The Industrial Revolution is probably the most widely recognized example of a transformational change. Prior to the Industrial Revolution, most local economies were agricultural based.  The industrial era, which relied primarily on rivers and streams for power, shifted the flow of capital and development to new geographies that had strengths in these assets. 
The chart below illustrates each of the transformational eras.  

Read Rob's full article by clicking here

Complexity Model of Transformational Change
Complexity Model of Transformational Change

 

BWhere are the Jobs? Finding and Understanding the Hidden Employment Recovery in "Extended Proprietors"

by Michael N'dolo

 

What is on everybody's mind these days?  "Jobs, jobs, jobs."

 

Underlying the dismal jobs numbers, we have actually noted the continuation of a very interesting positive trend in employment growth that seems to remain hidden from the view of official statistics.  No, we are not talking about illegal drugs, the black market, tax evasion or undeclared migrant labor.  Instead, the definition of a "job" has undergone a gradual transformation that makes counting jobs much more difficult. Gone are the days of the universal 9:00-5:00, "read the job description" relationship to an employer.   Instead, we now have many types of employment relationships that can exist.  

 

Learn more about the hidden employment recovery here

 

 

DFeatured Indicator: Self-Employed Workers
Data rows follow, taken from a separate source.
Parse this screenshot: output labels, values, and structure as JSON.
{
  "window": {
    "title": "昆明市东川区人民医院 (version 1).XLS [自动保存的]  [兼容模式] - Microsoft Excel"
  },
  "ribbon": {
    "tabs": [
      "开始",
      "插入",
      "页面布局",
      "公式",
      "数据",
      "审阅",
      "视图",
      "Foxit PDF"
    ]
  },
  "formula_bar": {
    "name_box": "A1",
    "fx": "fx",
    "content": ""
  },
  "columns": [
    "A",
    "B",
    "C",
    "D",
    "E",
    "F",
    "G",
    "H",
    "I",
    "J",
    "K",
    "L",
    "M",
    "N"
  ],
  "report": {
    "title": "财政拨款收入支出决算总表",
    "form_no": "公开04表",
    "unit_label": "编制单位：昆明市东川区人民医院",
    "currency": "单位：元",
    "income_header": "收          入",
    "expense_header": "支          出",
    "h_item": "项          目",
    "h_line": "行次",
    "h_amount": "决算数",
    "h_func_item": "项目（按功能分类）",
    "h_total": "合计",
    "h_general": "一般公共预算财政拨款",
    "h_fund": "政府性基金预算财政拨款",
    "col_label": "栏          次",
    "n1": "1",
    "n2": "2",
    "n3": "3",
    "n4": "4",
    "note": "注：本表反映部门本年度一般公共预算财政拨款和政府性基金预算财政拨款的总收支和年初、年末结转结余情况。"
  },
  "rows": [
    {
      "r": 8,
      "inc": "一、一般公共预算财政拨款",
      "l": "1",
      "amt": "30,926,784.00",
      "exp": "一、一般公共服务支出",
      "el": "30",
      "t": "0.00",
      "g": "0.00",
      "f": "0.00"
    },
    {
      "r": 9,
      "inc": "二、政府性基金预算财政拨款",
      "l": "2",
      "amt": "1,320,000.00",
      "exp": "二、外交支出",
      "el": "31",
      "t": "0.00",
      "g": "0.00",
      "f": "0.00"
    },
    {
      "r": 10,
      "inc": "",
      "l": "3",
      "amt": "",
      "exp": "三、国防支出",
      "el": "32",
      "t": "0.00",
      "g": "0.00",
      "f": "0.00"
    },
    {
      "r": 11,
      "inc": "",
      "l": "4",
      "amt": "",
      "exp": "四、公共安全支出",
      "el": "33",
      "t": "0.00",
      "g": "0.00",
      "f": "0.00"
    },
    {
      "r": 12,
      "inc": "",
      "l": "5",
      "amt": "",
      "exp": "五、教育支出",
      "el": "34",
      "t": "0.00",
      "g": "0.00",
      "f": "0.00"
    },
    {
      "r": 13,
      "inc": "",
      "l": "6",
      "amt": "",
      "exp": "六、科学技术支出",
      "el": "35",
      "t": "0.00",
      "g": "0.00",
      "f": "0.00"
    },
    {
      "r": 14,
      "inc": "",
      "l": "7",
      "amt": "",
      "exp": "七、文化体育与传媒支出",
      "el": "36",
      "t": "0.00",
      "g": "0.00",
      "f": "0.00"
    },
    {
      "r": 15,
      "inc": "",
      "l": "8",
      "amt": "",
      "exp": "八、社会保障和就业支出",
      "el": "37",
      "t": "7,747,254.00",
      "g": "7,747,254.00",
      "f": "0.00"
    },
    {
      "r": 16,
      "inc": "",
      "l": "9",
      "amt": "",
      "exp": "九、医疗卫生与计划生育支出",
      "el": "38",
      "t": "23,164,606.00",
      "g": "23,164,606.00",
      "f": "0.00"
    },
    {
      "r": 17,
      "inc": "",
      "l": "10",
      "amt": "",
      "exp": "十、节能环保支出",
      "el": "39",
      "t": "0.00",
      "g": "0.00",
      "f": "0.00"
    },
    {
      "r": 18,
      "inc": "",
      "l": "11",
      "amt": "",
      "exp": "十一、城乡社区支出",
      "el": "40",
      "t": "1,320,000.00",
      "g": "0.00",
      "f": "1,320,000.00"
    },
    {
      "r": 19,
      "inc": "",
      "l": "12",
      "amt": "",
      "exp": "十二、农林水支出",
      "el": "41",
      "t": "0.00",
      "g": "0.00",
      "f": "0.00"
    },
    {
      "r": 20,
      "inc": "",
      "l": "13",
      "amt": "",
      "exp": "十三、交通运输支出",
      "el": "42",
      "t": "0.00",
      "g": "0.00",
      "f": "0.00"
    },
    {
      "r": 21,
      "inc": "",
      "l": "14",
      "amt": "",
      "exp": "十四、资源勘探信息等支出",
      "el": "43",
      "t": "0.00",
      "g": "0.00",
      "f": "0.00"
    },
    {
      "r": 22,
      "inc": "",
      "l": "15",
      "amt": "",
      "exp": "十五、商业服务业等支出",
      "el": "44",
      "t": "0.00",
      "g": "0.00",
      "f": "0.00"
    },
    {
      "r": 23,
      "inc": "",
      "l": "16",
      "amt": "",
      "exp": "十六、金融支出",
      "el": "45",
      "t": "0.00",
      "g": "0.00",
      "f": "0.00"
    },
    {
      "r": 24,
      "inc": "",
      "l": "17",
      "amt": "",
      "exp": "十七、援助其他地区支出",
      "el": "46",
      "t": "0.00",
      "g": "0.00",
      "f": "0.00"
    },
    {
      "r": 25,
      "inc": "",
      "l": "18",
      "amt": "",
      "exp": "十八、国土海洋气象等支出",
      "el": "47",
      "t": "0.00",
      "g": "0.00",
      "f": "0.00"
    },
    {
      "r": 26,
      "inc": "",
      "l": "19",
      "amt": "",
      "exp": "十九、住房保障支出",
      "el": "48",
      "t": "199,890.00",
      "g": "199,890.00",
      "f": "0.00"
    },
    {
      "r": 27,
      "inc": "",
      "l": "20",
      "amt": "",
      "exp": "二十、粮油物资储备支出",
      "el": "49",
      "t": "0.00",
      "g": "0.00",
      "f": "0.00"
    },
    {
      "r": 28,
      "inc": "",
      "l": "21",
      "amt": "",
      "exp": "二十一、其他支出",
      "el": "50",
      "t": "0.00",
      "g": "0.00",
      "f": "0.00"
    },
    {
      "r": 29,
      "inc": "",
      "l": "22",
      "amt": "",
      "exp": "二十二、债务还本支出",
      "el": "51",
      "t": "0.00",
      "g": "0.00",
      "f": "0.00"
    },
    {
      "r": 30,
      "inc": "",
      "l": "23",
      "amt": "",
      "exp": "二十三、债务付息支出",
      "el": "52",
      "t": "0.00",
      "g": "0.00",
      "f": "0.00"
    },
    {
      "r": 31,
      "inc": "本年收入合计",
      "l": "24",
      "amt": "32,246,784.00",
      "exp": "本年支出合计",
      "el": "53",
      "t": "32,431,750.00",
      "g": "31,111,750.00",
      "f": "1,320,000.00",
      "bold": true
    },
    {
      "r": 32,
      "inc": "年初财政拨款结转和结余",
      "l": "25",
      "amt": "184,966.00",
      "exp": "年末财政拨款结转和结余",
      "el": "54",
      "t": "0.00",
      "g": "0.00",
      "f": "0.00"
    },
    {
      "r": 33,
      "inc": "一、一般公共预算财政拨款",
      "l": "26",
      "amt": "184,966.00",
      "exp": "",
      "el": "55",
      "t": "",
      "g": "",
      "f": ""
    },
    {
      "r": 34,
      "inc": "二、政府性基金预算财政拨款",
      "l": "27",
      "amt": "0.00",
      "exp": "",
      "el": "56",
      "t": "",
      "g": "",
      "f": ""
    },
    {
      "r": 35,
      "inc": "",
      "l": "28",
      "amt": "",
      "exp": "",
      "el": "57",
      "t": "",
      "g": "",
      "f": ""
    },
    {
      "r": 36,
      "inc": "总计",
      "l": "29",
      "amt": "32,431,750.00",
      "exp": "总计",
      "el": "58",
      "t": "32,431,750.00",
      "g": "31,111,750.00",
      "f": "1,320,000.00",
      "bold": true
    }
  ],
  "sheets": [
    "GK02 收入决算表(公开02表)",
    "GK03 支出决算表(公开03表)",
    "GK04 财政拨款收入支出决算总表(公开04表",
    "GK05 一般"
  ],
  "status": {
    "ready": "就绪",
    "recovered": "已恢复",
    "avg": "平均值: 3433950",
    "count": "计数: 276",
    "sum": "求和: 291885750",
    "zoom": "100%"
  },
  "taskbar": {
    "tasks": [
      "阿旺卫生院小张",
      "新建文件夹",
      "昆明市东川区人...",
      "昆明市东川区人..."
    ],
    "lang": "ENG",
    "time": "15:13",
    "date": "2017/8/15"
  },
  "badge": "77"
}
By: Christa Franzi

 

Since 2001, the percent of workers who are self-employed has continued to rise. Today, roughly 7.1% of the U.S. workforce is self-employed, meaning that these individuals operate their own business enterprise. Vermont leads the nation with 11.6% of its workforce being self-employed, followed by Maine with 10.3%. At the bottom: Delaware with only 4.4% self-employed. 

 

Why is this significant and how many self-employed workers are in your state? Click here  to find out! 

 

 

 

HappeningsCamoin Happenings 
Camoin Associates is pleased to announce that it has been recently selected for the following engagements:
  • Monmouth County, New Jersey: to complete a Comprehensive Economic Development Strategy for the entire county.  We are joined by our partners GMC Strategies and Maverick & Boutique.
  • Loudoun County, Virginia: in-depth look at a handful of pre-selected key industry clusters and how the county can best pursue growth in those clusters. 
  • Greater Providence Chamber of Commerce and Rhode Island Science & Technology Council: Camoin, in partnership with Innovation Policyworks, will be completing an annual update to the Knowledge Economy Index benchmarking Rhode Island's progress towards achieving its goals to promote growth in the "New Economy". 
  • Portland (ME) Community Chamber: Camoin will be providing an annual update to the City and Regional Economic Scorecard (initially development by Camoin) that measures progress in economic development related indicators. See Portland's 2010 Scorecard here.  

TrainingTraining Opportunities

Cleantech Opportunities for Economic Development

A workshop designed to provide economic developers and planners with an understanding of the Cleantech industries and the opportunities they present for local, regional, and state economic development in the Northeast. This session will include detailed information on the latest industry-wide trends, what drives investment and growth, what the needs are for companies that compete in these industries, and what specifically can be done to promote and support their location and growth in your area. Includes networking luncheon. 

Location: Portsmouth, NY

Date: Thursday, September 6, 2012

Cost: NEDA Members $50, Non-Member $75

For registration and additional information, click here.

 

Technology-led Economic Development Course 

This technical course focuses on the competitive advantage of regions and the role of economic developers and community stakeholders in building an innovation ecosystem. 

Location: Albany, NY

Date: September 13-14, 2012

Cost: Member: $425, Non-Member: $525

Sponsors: IEDC, Camoin Associates

For registration and additional information, click here.